We used VERITAS RecordNow program to copy a DVD-movie to three rewritable media: TDK DVD-RW 4.7GB, Fujifilm DVD+RW 4.7GB and Verbatim DVD+RW 4.7GB certified for 2.4x. The DVD-RW disk required most time to accommodate the DVD image: 57 minutes 4 seconds. DVD+RW disks were faster: we burned the Fujifilm in 22 minutes 35 sec and the Verbatim – in 23 minutes 9 seconds. The difference is striking. Even accounting for a higher nominal burn speed of DVD+RW media, it seems like Sony DRU500A favors them more.
Write time during disk copy,
Here, we used the backup utility to copy a few folders (total weight equaled 4.493GB) from the hard disk to the three media mentioned in the previous test. Before the actual data transfer, the utility took some time to format the disks. As the table above shows, DVD-RW required less time for this preparation step. As for the backup itself, this medium proved to be the worst choice, again. DVD+RWs were burned twice as fast.
"Air Speed" DVD
Again, here are some diagrams with actual scores:
How does the tested drive read the data from a DVD-disk? Nero DVD Speed gives us the answer to this question. The disk with “Air Speed” movie was read at 2x constant speed, just like the CD-RW with a copy of the movie. Both CD+RW disks with copies of the movie were read at 2.47x. If you look at the read graphs of these two disks you will see that their transfer lines, unlike those of the original DVD and its DVD-RW copy, go beyond the nominal 4.19GB volume mark to stop on 4.38GB. The transfer speed on this last “dead” stretch is close to minimum - 0.1x and it’s not quite clear what this zone is for.
Our last benchmark is going to show us overall performance rating after working with various medium types.
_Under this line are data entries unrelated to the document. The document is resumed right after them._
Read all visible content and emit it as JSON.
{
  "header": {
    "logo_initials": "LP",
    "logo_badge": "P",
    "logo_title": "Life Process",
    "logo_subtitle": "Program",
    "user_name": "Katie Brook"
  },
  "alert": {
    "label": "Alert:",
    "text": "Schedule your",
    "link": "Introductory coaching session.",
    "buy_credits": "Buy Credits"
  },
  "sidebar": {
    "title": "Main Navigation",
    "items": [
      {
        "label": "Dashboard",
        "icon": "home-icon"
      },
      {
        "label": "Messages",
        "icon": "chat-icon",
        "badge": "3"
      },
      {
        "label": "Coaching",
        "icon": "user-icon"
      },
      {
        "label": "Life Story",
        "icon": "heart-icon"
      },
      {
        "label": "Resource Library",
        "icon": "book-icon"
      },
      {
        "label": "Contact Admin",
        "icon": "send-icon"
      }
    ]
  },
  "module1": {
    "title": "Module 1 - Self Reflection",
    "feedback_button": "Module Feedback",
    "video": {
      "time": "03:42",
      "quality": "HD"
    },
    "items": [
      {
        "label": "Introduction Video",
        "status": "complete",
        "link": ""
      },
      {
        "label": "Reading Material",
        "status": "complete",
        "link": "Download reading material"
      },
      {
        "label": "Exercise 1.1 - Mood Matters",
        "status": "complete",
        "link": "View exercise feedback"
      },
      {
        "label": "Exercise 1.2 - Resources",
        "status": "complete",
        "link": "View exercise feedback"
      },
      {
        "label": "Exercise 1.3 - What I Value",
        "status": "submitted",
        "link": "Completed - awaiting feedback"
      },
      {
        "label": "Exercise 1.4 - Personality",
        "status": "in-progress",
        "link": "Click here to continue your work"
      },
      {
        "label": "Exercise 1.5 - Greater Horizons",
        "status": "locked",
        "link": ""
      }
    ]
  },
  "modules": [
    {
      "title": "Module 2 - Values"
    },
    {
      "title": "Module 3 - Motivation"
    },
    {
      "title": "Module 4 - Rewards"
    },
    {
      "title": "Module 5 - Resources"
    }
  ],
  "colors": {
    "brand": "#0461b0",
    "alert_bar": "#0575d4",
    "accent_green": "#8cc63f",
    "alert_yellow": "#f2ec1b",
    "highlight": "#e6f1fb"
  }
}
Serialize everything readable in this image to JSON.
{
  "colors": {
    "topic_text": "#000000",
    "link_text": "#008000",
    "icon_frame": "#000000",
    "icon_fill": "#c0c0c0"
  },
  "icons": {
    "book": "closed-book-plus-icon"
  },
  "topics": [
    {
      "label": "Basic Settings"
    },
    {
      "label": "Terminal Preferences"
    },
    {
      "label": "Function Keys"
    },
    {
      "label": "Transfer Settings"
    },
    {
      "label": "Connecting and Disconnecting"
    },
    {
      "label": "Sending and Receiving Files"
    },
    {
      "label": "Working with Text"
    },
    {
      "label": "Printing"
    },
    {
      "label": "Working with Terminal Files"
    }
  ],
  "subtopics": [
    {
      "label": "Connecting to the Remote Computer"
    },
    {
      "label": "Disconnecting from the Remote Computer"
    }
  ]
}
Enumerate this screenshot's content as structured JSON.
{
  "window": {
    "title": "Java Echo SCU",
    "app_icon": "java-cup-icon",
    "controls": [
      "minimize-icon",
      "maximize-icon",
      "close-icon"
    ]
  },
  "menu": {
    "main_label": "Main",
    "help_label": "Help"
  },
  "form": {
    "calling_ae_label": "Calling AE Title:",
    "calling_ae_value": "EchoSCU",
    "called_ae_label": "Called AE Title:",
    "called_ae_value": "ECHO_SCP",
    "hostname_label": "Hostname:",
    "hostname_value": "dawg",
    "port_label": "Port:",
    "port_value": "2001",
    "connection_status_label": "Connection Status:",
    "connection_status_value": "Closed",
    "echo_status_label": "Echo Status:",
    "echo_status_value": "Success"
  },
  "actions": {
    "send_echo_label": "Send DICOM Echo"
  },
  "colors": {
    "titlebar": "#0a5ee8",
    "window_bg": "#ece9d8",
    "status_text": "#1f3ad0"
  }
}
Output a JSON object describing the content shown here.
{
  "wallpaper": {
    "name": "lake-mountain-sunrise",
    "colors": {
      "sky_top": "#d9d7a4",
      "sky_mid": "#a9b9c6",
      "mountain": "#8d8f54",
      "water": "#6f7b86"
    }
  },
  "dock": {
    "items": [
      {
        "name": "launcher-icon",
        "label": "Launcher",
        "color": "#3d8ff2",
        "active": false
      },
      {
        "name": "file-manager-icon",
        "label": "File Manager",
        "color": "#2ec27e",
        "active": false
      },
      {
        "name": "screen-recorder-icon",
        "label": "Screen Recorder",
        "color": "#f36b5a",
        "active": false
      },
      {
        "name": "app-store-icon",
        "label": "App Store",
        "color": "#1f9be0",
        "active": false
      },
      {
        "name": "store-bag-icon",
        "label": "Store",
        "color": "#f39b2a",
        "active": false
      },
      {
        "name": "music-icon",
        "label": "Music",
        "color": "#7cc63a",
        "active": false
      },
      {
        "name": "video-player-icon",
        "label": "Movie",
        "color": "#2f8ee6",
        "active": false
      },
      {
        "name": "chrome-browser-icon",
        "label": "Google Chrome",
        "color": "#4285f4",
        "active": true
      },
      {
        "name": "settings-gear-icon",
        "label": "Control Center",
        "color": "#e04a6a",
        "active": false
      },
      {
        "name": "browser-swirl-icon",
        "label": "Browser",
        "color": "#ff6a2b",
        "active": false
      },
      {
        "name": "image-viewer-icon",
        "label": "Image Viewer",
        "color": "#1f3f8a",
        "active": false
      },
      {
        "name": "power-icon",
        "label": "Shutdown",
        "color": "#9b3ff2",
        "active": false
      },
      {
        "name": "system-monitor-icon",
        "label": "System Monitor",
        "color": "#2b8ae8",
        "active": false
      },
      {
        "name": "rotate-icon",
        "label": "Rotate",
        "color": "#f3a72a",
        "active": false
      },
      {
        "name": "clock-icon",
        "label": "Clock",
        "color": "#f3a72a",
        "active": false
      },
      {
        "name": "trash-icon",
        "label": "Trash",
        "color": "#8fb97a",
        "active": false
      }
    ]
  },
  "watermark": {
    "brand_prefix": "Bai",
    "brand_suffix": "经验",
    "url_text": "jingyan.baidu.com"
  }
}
The results suggest that the maximum performance was on a printed CD (which was included with a magazine). The rating is one third lower on “Air Speed” DVD. Lastly, this rating fell 1.5 times down on a standard CD with an MPEG4 movie.
SONY developed a really interesting product. The main and evident advantage of this drive is the support of both competing writable and re-writable DVD standards. The owner of DRU-500A can work with both types of disks, without worrying which of them to choose and without waiting for the two developer groups to find the winner. The main problem for every DVD-RW drive buyer is to pick up the right model, which would continue living if one of the two standards dies. Here this problem is eliminated completely.
The multi-functionality of Sony’s drive is its strong point, just like in all other similar products. It can replace a CD-ROM, CD-RW and DVD-ROM together. So, you can free 5”-bays for other devices because usually you buy optical drives one by one for financial or any other reasons, so that in the end they duplicate some of each other’s features.
The retail version of the product doesn’t cause any installation, connection or usage problems. You won’t need any additional accessories or special software.
As for the speed, the drive proved true to its specs. It showed stable read speed on every CD type. Some drives perform slower with CD-RW, but we didn’t see that by Sony DRU500A. It also works well with audio CDs.
Now, let’s add a fly into the ointment. The price of this model is a little less than $400. Just think if you really need this drive that much now :)
As for not really negative, but not very positive issues, we could mention some problems revealed when reading a CD-ROM with CD WinBench 99 and when trying to read damaged disks. The new standard, Mount Rainier, is not supported. As for the noise, the drive was quite silent – it is not much of a sprinter after all. But there was perceptible vibration, when it stood on the desk, at least.
Anyway, all these drawbacks shouldn’t really confuse you, though. The overall impression left by the device is highly positive: there is no alternative to this model today.